Task prompt: Set every record down again exactly. Do not carry over the pictures.

Supplied data:
'''
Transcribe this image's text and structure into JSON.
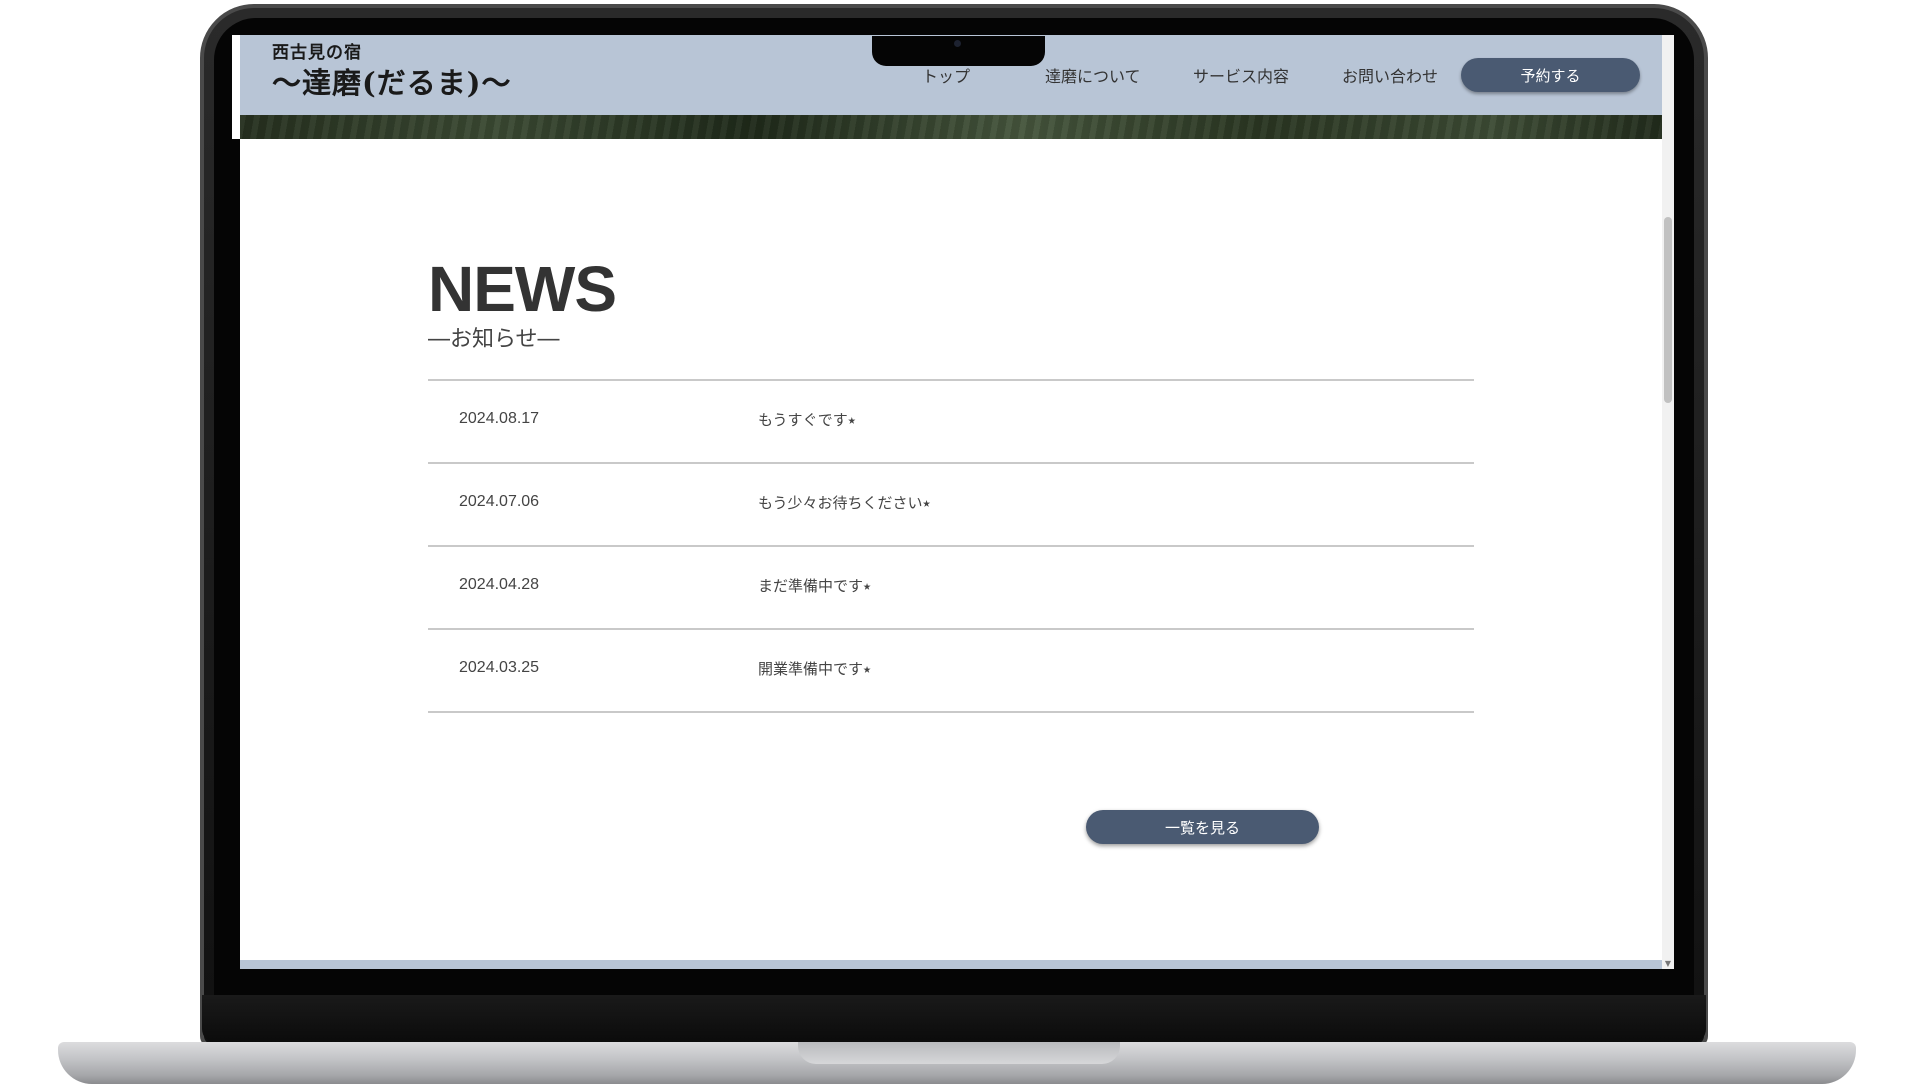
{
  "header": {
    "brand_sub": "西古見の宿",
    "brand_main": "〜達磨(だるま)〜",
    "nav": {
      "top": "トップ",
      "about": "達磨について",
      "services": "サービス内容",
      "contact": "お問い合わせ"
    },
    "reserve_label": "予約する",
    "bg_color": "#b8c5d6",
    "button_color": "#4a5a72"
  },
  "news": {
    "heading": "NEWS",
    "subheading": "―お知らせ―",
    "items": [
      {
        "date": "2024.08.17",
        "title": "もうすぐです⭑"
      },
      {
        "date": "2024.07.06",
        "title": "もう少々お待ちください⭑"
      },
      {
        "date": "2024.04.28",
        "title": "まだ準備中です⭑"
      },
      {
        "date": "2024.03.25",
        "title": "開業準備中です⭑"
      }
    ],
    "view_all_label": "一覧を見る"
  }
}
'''
Written response:
Transcribe this image's text and structure into JSON.
{
  "header": {
    "brand_sub": "西古見の宿",
    "brand_main": "〜達磨(だるま)〜",
    "nav": {
      "top": "トップ",
      "about": "達磨について",
      "services": "サービス内容",
      "contact": "お問い合わせ"
    },
    "reserve_label": "予約する",
    "bg_color": "#b8c5d6",
    "button_color": "#4a5a72"
  },
  "news": {
    "heading": "NEWS",
    "subheading": "―お知らせ―",
    "items": [
      {
        "date": "2024.08.17",
        "title": "もうすぐです⭑"
      },
      {
        "date": "2024.07.06",
        "title": "もう少々お待ちください⭑"
      },
      {
        "date": "2024.04.28",
        "title": "まだ準備中です⭑"
      },
      {
        "date": "2024.03.25",
        "title": "開業準備中です⭑"
      }
    ],
    "view_all_label": "一覧を見る"
  }
}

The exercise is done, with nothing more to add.